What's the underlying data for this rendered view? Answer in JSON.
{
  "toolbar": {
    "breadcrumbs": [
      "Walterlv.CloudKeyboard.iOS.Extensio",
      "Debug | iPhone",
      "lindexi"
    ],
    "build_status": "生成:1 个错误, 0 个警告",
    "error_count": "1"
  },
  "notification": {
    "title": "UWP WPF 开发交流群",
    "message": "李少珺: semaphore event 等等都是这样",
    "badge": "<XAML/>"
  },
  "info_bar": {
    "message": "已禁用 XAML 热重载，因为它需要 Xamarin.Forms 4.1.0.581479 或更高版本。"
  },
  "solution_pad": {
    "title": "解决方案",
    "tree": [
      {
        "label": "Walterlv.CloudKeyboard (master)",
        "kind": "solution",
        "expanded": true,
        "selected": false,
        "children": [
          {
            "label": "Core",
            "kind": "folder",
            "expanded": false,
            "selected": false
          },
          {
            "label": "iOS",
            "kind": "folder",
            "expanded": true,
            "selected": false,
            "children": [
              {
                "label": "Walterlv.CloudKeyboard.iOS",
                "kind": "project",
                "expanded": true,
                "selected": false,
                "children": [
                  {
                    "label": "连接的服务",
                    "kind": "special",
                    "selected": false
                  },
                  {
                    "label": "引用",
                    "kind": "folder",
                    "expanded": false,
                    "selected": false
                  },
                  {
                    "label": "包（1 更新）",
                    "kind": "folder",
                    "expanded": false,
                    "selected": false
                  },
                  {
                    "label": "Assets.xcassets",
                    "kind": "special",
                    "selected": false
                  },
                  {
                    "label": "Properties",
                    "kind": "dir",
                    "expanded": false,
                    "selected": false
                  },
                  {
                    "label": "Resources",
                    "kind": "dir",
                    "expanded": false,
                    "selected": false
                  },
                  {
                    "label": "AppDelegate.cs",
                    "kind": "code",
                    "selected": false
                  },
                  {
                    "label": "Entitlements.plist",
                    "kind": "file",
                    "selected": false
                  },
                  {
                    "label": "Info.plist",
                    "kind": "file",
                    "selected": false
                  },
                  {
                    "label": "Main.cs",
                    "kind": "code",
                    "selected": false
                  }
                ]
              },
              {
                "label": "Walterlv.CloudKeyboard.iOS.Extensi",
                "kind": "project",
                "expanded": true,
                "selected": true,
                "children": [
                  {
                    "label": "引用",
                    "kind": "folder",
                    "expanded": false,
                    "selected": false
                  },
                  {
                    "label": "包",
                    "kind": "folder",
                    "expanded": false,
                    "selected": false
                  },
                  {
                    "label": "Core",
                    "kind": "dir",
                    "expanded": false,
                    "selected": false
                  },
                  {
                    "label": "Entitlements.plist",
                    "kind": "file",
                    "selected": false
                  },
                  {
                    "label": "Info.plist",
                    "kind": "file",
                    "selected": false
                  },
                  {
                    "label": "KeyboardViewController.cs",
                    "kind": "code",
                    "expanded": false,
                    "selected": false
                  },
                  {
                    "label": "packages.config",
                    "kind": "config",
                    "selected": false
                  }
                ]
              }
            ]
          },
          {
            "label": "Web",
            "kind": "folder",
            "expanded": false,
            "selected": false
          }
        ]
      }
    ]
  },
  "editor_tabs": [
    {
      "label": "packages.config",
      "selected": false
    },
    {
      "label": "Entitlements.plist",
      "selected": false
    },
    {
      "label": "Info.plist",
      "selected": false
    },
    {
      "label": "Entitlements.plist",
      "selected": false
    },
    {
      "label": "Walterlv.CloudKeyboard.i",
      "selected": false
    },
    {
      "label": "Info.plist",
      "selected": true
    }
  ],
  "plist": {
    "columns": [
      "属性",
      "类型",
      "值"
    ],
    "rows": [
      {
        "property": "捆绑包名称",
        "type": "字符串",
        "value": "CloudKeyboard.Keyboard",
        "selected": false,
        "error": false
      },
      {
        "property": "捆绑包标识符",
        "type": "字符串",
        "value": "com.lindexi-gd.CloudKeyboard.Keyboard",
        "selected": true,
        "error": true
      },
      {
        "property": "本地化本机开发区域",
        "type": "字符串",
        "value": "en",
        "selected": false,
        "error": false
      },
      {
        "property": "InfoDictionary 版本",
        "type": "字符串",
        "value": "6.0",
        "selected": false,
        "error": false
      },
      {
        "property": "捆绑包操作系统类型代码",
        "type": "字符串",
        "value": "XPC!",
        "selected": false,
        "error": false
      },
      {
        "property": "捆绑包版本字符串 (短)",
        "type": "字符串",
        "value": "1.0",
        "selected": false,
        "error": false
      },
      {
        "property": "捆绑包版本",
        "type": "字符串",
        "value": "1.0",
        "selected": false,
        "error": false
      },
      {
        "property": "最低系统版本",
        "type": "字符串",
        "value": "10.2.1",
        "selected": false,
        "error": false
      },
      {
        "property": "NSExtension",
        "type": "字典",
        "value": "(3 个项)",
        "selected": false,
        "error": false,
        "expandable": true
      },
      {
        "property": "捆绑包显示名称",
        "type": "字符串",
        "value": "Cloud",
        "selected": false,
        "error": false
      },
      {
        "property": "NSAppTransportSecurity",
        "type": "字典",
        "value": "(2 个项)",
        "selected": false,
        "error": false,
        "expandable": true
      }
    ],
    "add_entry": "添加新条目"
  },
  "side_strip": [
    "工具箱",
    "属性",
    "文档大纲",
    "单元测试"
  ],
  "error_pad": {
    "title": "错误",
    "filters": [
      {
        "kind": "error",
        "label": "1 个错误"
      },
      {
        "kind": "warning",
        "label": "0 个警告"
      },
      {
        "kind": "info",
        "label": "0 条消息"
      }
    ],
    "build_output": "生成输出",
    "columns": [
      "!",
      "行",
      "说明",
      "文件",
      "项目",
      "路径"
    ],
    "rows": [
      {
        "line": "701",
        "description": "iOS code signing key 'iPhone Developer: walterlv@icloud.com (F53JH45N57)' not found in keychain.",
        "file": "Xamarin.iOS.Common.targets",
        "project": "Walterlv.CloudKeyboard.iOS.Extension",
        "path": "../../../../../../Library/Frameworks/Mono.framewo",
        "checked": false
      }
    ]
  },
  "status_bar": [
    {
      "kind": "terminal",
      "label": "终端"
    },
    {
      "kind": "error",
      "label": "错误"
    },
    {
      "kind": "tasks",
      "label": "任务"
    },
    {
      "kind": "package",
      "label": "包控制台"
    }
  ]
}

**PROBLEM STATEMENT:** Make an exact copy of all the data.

**WRITTEN SOLUTION:**
What's the underlying data for this rendered view? Answer in JSON.
{
  "toolbar": {
    "breadcrumbs": [
      "Walterlv.CloudKeyboard.iOS.Extensio",
      "Debug | iPhone",
      "lindexi"
    ],
    "build_status": "生成:1 个错误, 0 个警告",
    "error_count": "1"
  },
  "notification": {
    "title": "UWP WPF 开发交流群",
    "message": "李少珺: semaphore event 等等都是这样",
    "badge": "<XAML/>"
  },
  "info_bar": {
    "message": "已禁用 XAML 热重载，因为它需要 Xamarin.Forms 4.1.0.581479 或更高版本。"
  },
  "solution_pad": {
    "title": "解决方案",
    "tree": [
      {
        "label": "Walterlv.CloudKeyboard (master)",
        "kind": "solution",
        "expanded": true,
        "selected": false,
        "children": [
          {
            "label": "Core",
            "kind": "folder",
            "expanded": false,
            "selected": false
          },
          {
            "label": "iOS",
            "kind": "folder",
            "expanded": true,
            "selected": false,
            "children": [
              {
                "label": "Walterlv.CloudKeyboard.iOS",
                "kind": "project",
                "expanded": true,
                "selected": false,
                "children": [
                  {
                    "label": "连接的服务",
                    "kind": "special",
                    "selected": false
                  },
                  {
                    "label": "引用",
                    "kind": "folder",
                    "expanded": false,
                    "selected": false
                  },
                  {
                    "label": "包（1 更新）",
                    "kind": "folder",
                    "expanded": false,
                    "selected": false
                  },
                  {
                    "label": "Assets.xcassets",
                    "kind": "special",
                    "selected": false
                  },
                  {
                    "label": "Properties",
                    "kind": "dir",
                    "expanded": false,
                    "selected": false
                  },
                  {
                    "label": "Resources",
                    "kind": "dir",
                    "expanded": false,
                    "selected": false
                  },
                  {
                    "label": "AppDelegate.cs",
                    "kind": "code",
                    "selected": false
                  },
                  {
                    "label": "Entitlements.plist",
                    "kind": "file",
                    "selected": false
                  },
                  {
                    "label": "Info.plist",
                    "kind": "file",
                    "selected": false
                  },
                  {
                    "label": "Main.cs",
                    "kind": "code",
                    "selected": false
                  }
                ]
              },
              {
                "label": "Walterlv.CloudKeyboard.iOS.Extensi",
                "kind": "project",
                "expanded": true,
                "selected": true,
                "children": [
                  {
                    "label": "引用",
                    "kind": "folder",
                    "expanded": false,
                    "selected": false
                  },
                  {
                    "label": "包",
                    "kind": "folder",
                    "expanded": false,
                    "selected": false
                  },
                  {
                    "label": "Core",
                    "kind": "dir",
                    "expanded": false,
                    "selected": false
                  },
                  {
                    "label": "Entitlements.plist",
                    "kind": "file",
                    "selected": false
                  },
                  {
                    "label": "Info.plist",
                    "kind": "file",
                    "selected": false
                  },
                  {
                    "label": "KeyboardViewController.cs",
                    "kind": "code",
                    "expanded": false,
                    "selected": false
                  },
                  {
                    "label": "packages.config",
                    "kind": "config",
                    "selected": false
                  }
                ]
              }
            ]
          },
          {
            "label": "Web",
            "kind": "folder",
            "expanded": false,
            "selected": false
          }
        ]
      }
    ]
  },
  "editor_tabs": [
    {
      "label": "packages.config",
      "selected": false
    },
    {
      "label": "Entitlements.plist",
      "selected": false
    },
    {
      "label": "Info.plist",
      "selected": false
    },
    {
      "label": "Entitlements.plist",
      "selected": false
    },
    {
      "label": "Walterlv.CloudKeyboard.i",
      "selected": false
    },
    {
      "label": "Info.plist",
      "selected": true
    }
  ],
  "plist": {
    "columns": [
      "属性",
      "类型",
      "值"
    ],
    "rows": [
      {
        "property": "捆绑包名称",
        "type": "字符串",
        "value": "CloudKeyboard.Keyboard",
        "selected": false,
        "error": false
      },
      {
        "property": "捆绑包标识符",
        "type": "字符串",
        "value": "com.lindexi-gd.CloudKeyboard.Keyboard",
        "selected": true,
        "error": true
      },
      {
        "property": "本地化本机开发区域",
        "type": "字符串",
        "value": "en",
        "selected": false,
        "error": false
      },
      {
        "property": "InfoDictionary 版本",
        "type": "字符串",
        "value": "6.0",
        "selected": false,
        "error": false
      },
      {
        "property": "捆绑包操作系统类型代码",
        "type": "字符串",
        "value": "XPC!",
        "selected": false,
        "error": false
      },
      {
        "property": "捆绑包版本字符串 (短)",
        "type": "字符串",
        "value": "1.0",
        "selected": false,
        "error": false
      },
      {
        "property": "捆绑包版本",
        "type": "字符串",
        "value": "1.0",
        "selected": false,
        "error": false
      },
      {
        "property": "最低系统版本",
        "type": "字符串",
        "value": "10.2.1",
        "selected": false,
        "error": false
      },
      {
        "property": "NSExtension",
        "type": "字典",
        "value": "(3 个项)",
        "selected": false,
        "error": false,
        "expandable": true
      },
      {
        "property": "捆绑包显示名称",
        "type": "字符串",
        "value": "Cloud",
        "selected": false,
        "error": false
      },
      {
        "property": "NSAppTransportSecurity",
        "type": "字典",
        "value": "(2 个项)",
        "selected": false,
        "error": false,
        "expandable": true
      }
    ],
    "add_entry": "添加新条目"
  },
  "side_strip": [
    "工具箱",
    "属性",
    "文档大纲",
    "单元测试"
  ],
  "error_pad": {
    "title": "错误",
    "filters": [
      {
        "kind": "error",
        "label": "1 个错误"
      },
      {
        "kind": "warning",
        "label": "0 个警告"
      },
      {
        "kind": "info",
        "label": "0 条消息"
      }
    ],
    "build_output": "生成输出",
    "columns": [
      "!",
      "行",
      "说明",
      "文件",
      "项目",
      "路径"
    ],
    "rows": [
      {
        "line": "701",
        "description": "iOS code signing key 'iPhone Developer: walterlv@icloud.com (F53JH45N57)' not found in keychain.",
        "file": "Xamarin.iOS.Common.targets",
        "project": "Walterlv.CloudKeyboard.iOS.Extension",
        "path": "../../../../../../Library/Frameworks/Mono.framewo",
        "checked": false
      }
    ]
  },
  "status_bar": [
    {
      "kind": "terminal",
      "label": "终端"
    },
    {
      "kind": "error",
      "label": "错误"
    },
    {
      "kind": "tasks",
      "label": "任务"
    },
    {
      "kind": "package",
      "label": "包控制台"
    }
  ]
}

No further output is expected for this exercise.